“This is a crisis created by the Conservatives in Downing Street, but ordinary people are paying the price,” lamented Rachel Reeves, Labour’s finance manager.

He asked why the government did not tax energy producers to fund budget support, and said he feared a return to “austerity season 2” after the severe cuts of the 2010s.

Shell boss Ben van Beurten suggested ten days ago that governments should tax energy companies more when they make more profits amid the energy cost crisis.

– to repair the damage –

The pound was up 2.18% at $1.1419 by 4:15pm GMT, signaling a slowdown in immediate markets. The 30-year bond yield was at 4.38%, down sharply from Friday but higher than before Liz Truss took office.

Banknotes bearing the image of Queen Elizabeth are seen in London on April 22, 2022 (AFP / Tolga Akmen)

Banknotes bearing the image of Queen Elizabeth are seen in London on April 22, 2022 (AFP / Tolga Akmen)

In Monday’s announcements, the “biggest cost” cap on energy bills for all households, which will finally be in place until April, will no longer be in place for two years. Beyond that, the Treasury will consider a new “cheaper” approach while protecting “those most in need”.

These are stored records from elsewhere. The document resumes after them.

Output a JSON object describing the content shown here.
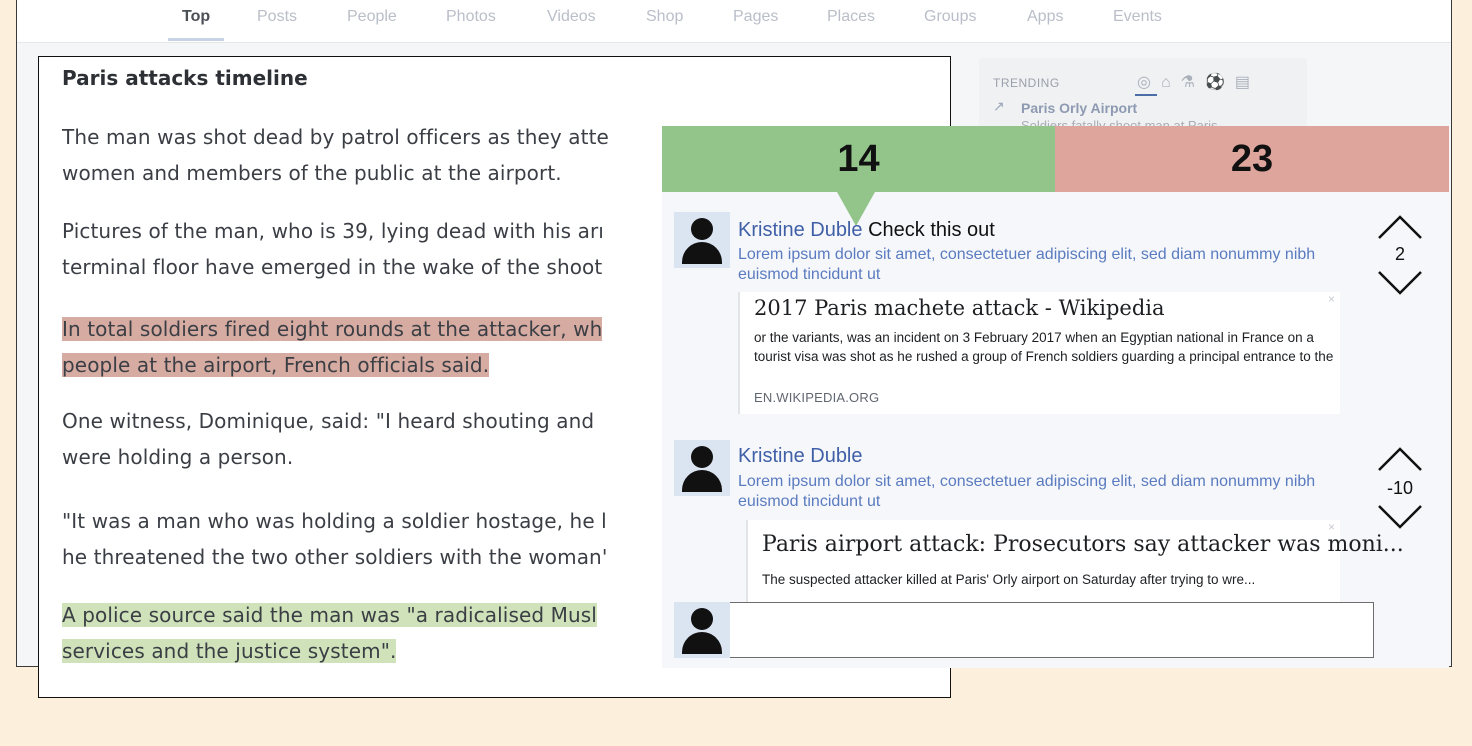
{
  "tabs": [
    {
      "label": "Top",
      "active": true
    },
    {
      "label": "Posts"
    },
    {
      "label": "People"
    },
    {
      "label": "Photos"
    },
    {
      "label": "Videos"
    },
    {
      "label": "Shop"
    },
    {
      "label": "Pages"
    },
    {
      "label": "Places"
    },
    {
      "label": "Groups"
    },
    {
      "label": "Apps"
    },
    {
      "label": "Events"
    }
  ],
  "article": {
    "title": "Paris attacks timeline",
    "paragraphs": [
      [
        "The man was shot dead by patrol officers as they atte",
        "women and members of the public at the airport."
      ],
      [
        "Pictures of the man, who is 39, lying dead with his arı",
        "terminal floor have emerged in the wake of the shoot"
      ],
      [
        "In total soldiers fired eight rounds at the attacker, wh",
        "people at the airport, French officials said."
      ],
      [
        "One witness, Dominique, said: \"I heard shouting and",
        "were holding a person."
      ],
      [
        "\"It was a man who was holding a soldier hostage, he l",
        "he threatened the two other soldiers with the woman'"
      ],
      [
        "A police source said the man was \"a radicalised Musl",
        "services and the justice system\"."
      ]
    ],
    "highlight_colors": {
      "red": "#d6aba1",
      "green": "#cfe2b9"
    }
  },
  "trending": {
    "label": "TRENDING",
    "icons": [
      "trending-circle-icon",
      "institution-icon",
      "flask-icon",
      "soccer-icon",
      "film-icon"
    ],
    "topic": "Paris Orly Airport",
    "description": "Soldiers fatally shoot man at Paris..."
  },
  "scores": {
    "agree": "14",
    "disagree": "23",
    "agree_color": "#93c58b",
    "disagree_color": "#dda59b"
  },
  "comments": [
    {
      "author": "Kristine Duble",
      "message": "Check this out",
      "text": "Lorem ipsum dolor sit amet, consectetuer adipiscing elit, sed diam nonummy nibh euismod tincidunt ut",
      "link": {
        "title": "2017 Paris machete attack - Wikipedia",
        "snippet": "or the variants, was an incident on 3 February 2017 when an Egyptian national in France on a tourist visa was shot as he rushed a group of French soldiers guarding a principal entrance to the",
        "source": "EN.WIKIPEDIA.ORG"
      },
      "votes": "2"
    },
    {
      "author": "Kristine Duble",
      "message": "",
      "text": "Lorem ipsum dolor sit amet, consectetuer adipiscing elit, sed diam nonummy nibh euismod tincidunt ut",
      "link": {
        "title": "Paris airport attack: Prosecutors say attacker was moni...",
        "snippet": "The suspected attacker killed at Paris' Orly airport on Saturday after trying to wre..."
      },
      "votes": "-10"
    }
  ],
  "composer": {
    "placeholder": ""
  }
}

In a long list of wasteful tax cuts, Mr. Hunt outlined a scheme for tax-free shopping centers for non-residents, and reduced the tax rate on dividends.

A cut in tax rates on the incomes of the rich has already been abandoned and a rise in corporation tax will finally take place.

Taken together, Hunt said the tax measures would “raise around £32 billion a year”.

The IFS think tank warns that the announcements will not be enough to “plug holes in the government’s budget plans” or “repair the damage done in the past few weeks”.